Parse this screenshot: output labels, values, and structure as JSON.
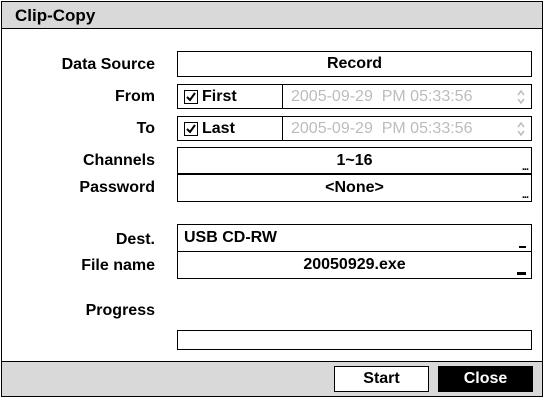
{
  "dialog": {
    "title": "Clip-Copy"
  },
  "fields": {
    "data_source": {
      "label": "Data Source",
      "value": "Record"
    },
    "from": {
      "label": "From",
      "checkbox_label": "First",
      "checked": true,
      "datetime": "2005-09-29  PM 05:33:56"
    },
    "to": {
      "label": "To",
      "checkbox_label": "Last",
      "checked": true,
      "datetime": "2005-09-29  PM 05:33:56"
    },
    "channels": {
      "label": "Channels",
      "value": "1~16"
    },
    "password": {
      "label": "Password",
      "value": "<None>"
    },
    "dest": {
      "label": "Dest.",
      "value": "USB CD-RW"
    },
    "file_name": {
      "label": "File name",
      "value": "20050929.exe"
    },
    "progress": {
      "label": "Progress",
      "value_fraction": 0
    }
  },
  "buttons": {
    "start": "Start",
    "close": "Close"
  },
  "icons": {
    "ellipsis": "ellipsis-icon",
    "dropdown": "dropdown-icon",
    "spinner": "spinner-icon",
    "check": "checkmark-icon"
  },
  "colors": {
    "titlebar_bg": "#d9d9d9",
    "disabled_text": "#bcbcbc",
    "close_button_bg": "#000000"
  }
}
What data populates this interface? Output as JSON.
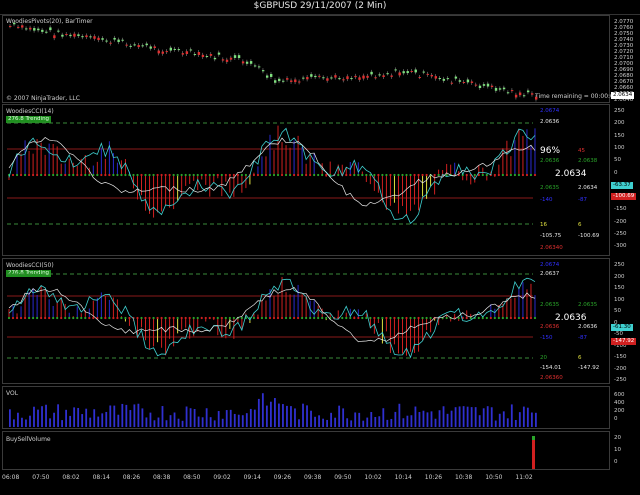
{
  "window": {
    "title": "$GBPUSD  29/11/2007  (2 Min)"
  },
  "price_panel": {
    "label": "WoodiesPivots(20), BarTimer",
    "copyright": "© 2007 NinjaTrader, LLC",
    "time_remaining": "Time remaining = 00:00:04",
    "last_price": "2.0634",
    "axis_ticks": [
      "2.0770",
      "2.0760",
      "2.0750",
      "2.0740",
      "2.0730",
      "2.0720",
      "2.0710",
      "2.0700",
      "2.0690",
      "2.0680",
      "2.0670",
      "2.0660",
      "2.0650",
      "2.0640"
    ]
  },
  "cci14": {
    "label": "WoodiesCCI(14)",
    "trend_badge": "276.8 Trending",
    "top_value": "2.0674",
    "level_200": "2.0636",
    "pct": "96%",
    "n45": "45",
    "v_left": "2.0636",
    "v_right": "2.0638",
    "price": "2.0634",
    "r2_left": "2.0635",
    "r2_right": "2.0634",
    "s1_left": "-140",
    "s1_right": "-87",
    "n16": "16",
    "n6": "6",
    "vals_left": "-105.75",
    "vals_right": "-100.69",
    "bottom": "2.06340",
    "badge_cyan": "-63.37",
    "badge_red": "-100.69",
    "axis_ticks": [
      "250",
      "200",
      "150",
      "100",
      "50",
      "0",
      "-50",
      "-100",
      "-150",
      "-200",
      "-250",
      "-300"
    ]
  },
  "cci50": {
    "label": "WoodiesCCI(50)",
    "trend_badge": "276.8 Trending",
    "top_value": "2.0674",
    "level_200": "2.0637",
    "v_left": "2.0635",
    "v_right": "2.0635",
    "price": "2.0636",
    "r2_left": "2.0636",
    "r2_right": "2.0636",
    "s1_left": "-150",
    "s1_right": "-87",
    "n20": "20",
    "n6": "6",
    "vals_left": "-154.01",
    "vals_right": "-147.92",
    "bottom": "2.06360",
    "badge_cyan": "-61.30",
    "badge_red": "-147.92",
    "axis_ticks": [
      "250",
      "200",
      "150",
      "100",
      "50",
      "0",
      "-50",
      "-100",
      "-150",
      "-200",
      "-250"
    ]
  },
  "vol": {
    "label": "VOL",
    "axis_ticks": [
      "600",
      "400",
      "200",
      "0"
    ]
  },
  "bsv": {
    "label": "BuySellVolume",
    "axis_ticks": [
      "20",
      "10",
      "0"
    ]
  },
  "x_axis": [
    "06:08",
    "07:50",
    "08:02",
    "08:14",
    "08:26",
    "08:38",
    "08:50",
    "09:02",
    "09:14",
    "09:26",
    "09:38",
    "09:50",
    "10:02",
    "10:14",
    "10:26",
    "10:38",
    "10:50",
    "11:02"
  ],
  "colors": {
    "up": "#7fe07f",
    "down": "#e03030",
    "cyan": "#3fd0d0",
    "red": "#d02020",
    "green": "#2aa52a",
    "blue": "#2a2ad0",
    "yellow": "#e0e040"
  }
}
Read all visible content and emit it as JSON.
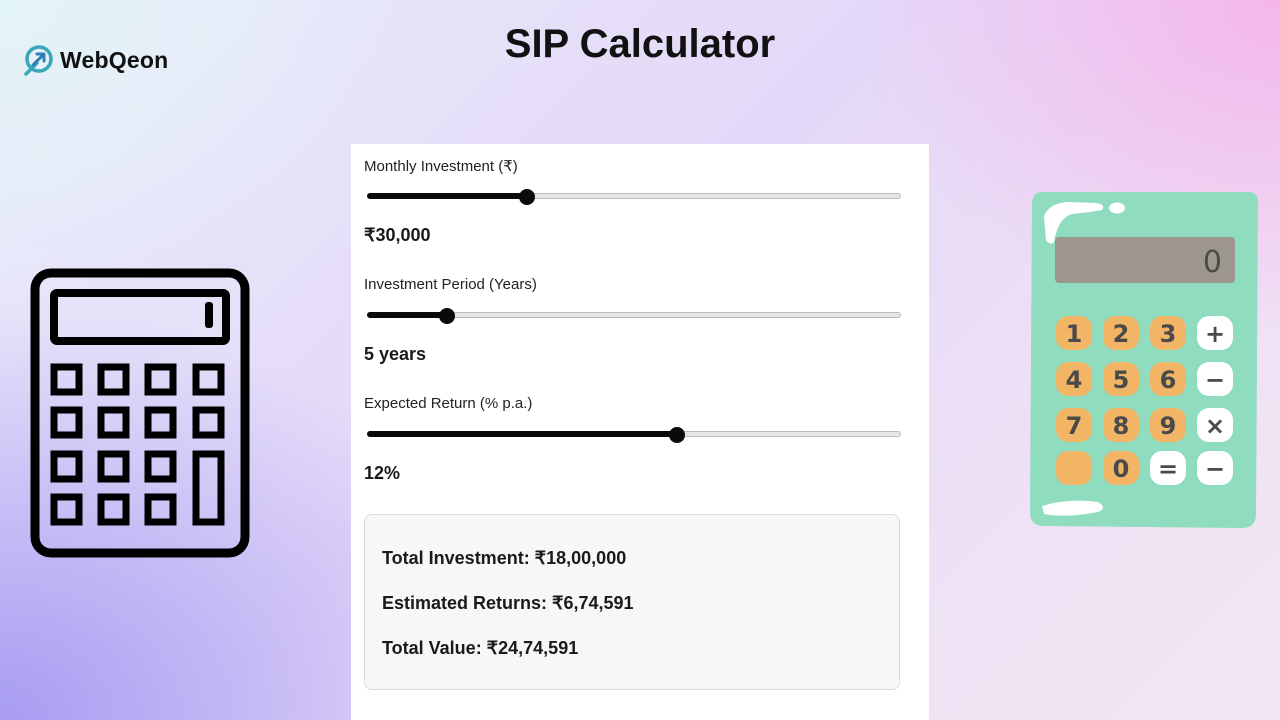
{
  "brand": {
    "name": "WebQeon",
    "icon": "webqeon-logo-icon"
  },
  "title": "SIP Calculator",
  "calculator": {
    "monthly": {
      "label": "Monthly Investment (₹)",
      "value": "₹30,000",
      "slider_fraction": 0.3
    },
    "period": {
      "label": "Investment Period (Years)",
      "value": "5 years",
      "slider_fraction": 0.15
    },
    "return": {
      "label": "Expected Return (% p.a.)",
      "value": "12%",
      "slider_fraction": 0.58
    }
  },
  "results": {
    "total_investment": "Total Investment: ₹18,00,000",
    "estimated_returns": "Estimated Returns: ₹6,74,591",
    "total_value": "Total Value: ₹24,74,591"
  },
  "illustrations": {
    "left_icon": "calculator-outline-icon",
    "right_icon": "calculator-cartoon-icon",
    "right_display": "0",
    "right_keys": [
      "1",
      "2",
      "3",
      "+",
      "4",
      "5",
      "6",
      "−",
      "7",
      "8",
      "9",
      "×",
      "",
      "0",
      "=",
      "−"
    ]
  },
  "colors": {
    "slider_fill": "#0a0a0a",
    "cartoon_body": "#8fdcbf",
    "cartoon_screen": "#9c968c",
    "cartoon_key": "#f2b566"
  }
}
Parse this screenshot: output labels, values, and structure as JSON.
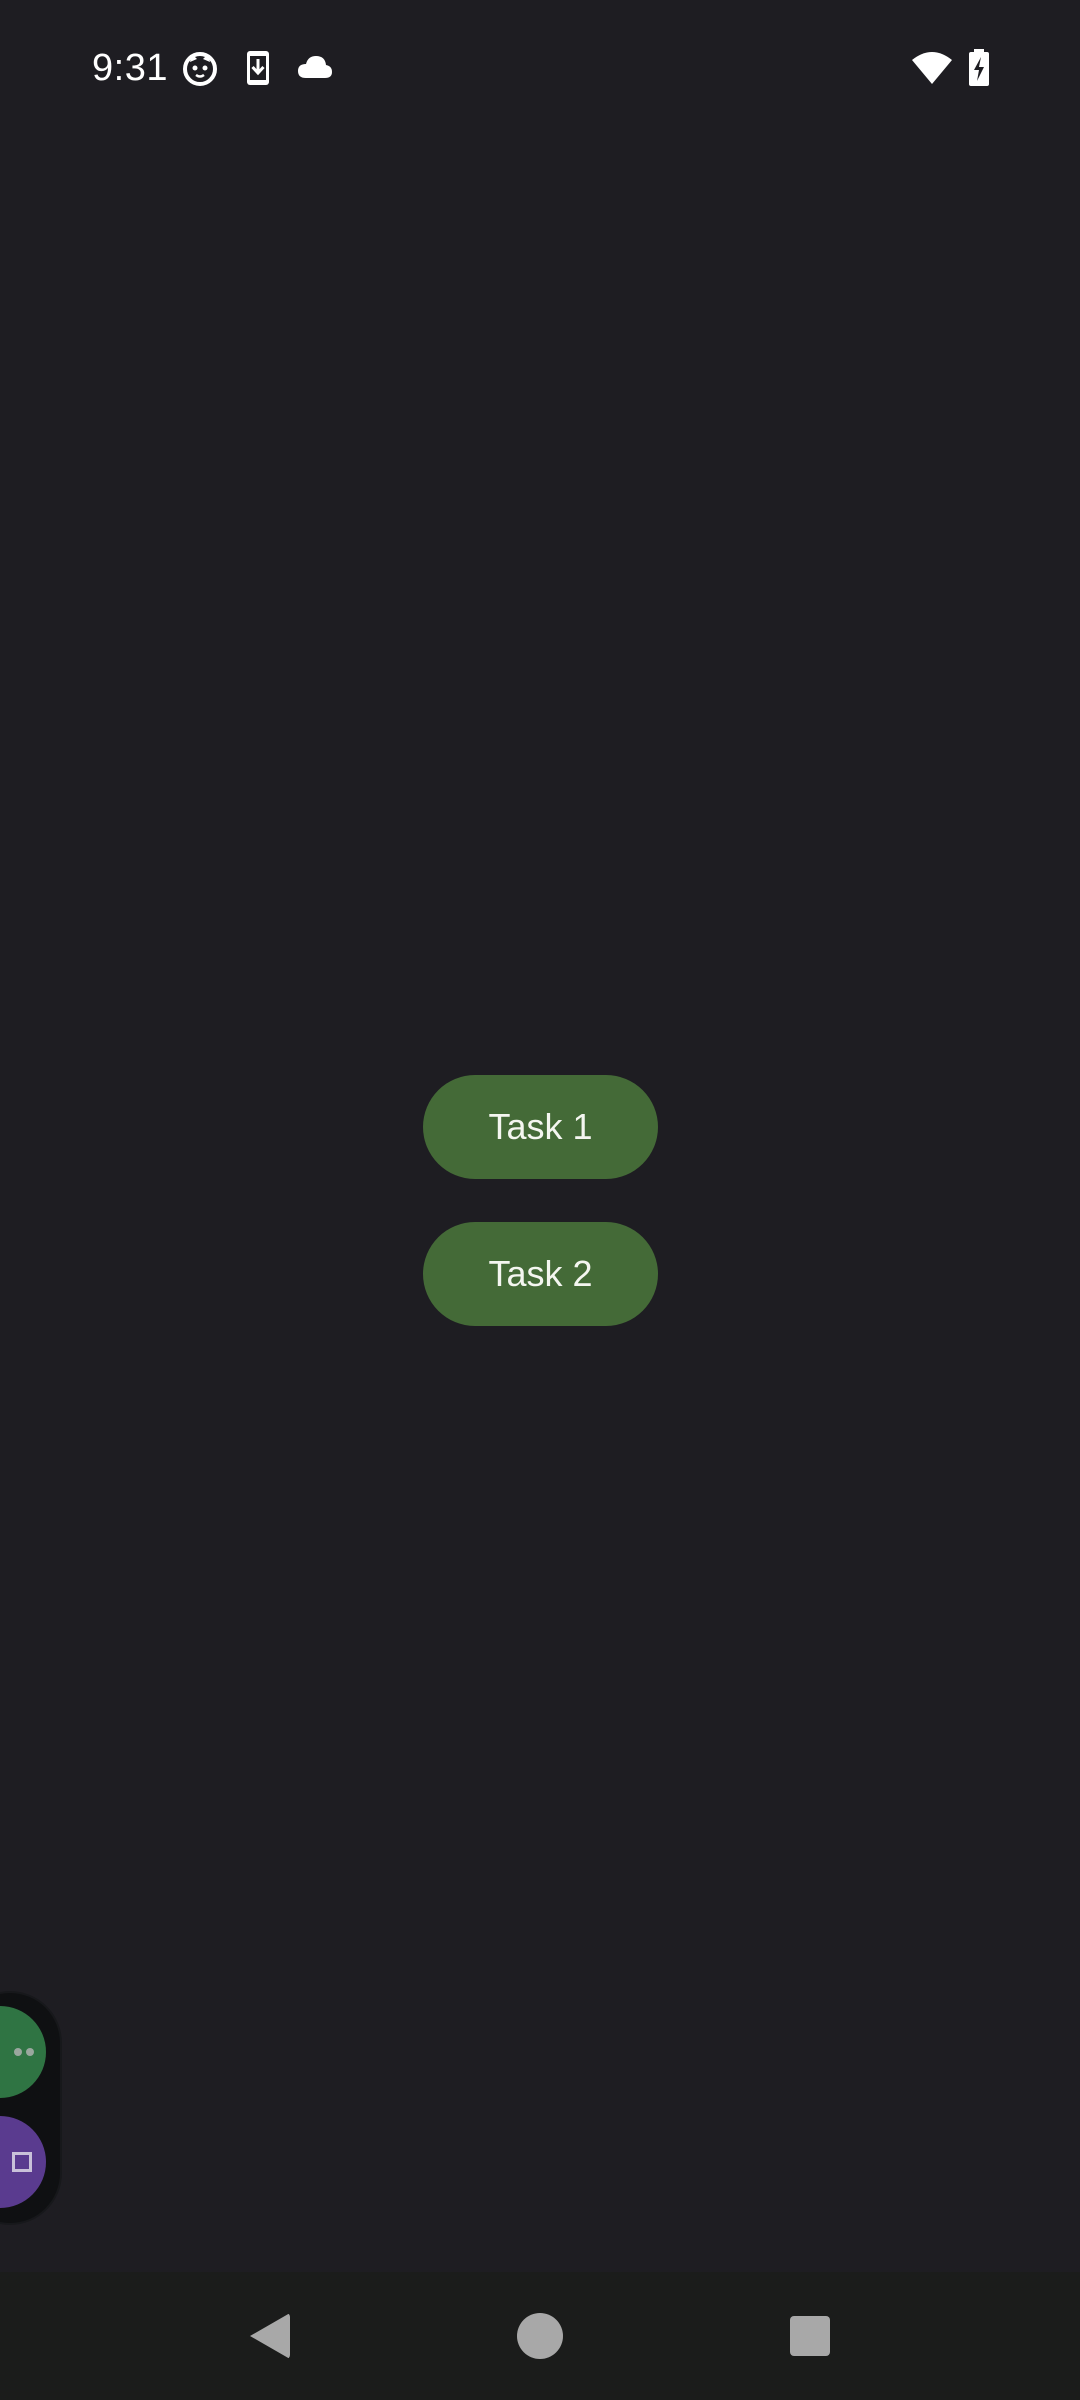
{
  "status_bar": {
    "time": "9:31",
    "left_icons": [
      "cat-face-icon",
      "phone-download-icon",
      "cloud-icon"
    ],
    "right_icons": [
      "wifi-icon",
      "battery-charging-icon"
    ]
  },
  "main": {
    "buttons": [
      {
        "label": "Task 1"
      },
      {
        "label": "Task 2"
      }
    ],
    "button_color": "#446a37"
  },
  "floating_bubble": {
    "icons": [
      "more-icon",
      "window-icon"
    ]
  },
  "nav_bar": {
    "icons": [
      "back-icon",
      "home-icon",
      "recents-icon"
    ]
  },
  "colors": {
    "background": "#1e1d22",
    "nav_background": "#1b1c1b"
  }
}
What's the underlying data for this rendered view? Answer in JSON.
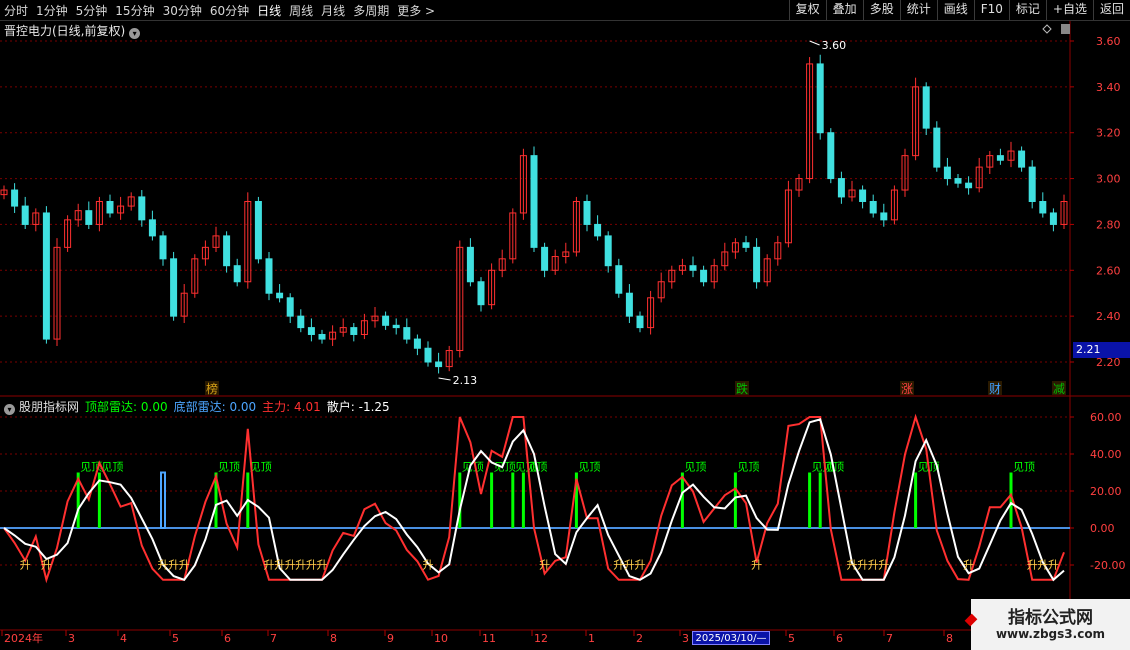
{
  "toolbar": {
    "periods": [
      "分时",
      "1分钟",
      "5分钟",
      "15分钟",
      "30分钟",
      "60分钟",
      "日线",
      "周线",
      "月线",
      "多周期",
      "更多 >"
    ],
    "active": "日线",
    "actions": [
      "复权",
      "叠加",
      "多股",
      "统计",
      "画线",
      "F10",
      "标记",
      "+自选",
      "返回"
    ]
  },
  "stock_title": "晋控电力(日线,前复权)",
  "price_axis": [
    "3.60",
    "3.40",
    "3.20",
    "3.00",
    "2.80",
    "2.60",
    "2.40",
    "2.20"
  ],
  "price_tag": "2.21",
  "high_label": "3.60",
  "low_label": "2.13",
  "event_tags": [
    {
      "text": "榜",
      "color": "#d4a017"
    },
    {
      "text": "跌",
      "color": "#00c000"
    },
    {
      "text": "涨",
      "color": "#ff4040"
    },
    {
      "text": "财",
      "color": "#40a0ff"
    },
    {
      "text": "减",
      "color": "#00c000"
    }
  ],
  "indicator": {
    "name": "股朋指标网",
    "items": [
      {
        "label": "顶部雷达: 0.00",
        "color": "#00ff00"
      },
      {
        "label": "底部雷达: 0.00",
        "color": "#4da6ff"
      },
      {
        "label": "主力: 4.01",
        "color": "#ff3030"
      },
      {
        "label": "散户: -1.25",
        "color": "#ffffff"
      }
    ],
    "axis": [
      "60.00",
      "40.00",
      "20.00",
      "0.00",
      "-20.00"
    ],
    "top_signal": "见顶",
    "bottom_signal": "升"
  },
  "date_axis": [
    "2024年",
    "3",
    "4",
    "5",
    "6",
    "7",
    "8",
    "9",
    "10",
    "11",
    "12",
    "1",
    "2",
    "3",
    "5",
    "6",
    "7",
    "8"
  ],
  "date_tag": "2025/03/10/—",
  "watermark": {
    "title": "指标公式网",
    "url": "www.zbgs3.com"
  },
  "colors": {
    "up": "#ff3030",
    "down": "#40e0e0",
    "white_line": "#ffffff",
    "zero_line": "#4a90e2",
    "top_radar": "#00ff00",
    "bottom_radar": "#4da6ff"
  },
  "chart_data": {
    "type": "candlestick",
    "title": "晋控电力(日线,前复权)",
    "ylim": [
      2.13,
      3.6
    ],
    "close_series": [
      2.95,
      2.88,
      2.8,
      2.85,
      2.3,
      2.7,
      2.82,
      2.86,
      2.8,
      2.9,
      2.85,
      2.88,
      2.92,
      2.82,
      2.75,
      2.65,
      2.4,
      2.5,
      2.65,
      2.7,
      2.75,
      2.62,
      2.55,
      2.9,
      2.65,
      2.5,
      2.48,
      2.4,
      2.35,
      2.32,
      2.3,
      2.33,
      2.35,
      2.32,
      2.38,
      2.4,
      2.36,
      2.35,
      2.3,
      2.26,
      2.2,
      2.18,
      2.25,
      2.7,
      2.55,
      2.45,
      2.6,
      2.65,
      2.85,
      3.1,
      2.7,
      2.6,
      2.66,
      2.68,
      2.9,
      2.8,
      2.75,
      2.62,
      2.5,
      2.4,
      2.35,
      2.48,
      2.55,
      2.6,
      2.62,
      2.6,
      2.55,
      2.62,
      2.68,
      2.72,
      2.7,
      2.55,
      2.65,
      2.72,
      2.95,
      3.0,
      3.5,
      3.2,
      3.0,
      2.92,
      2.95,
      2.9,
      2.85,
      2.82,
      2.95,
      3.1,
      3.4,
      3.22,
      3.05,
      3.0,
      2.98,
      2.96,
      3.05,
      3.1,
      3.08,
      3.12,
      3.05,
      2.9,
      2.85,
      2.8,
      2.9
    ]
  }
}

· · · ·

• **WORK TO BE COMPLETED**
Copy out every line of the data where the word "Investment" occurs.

• **EXERCISE RESULT**
      "label": "Monthly Investment (₹)",
      "label": "Investment Period (Years)",
    "total_investment": "Total Investment: ₹18,00,000",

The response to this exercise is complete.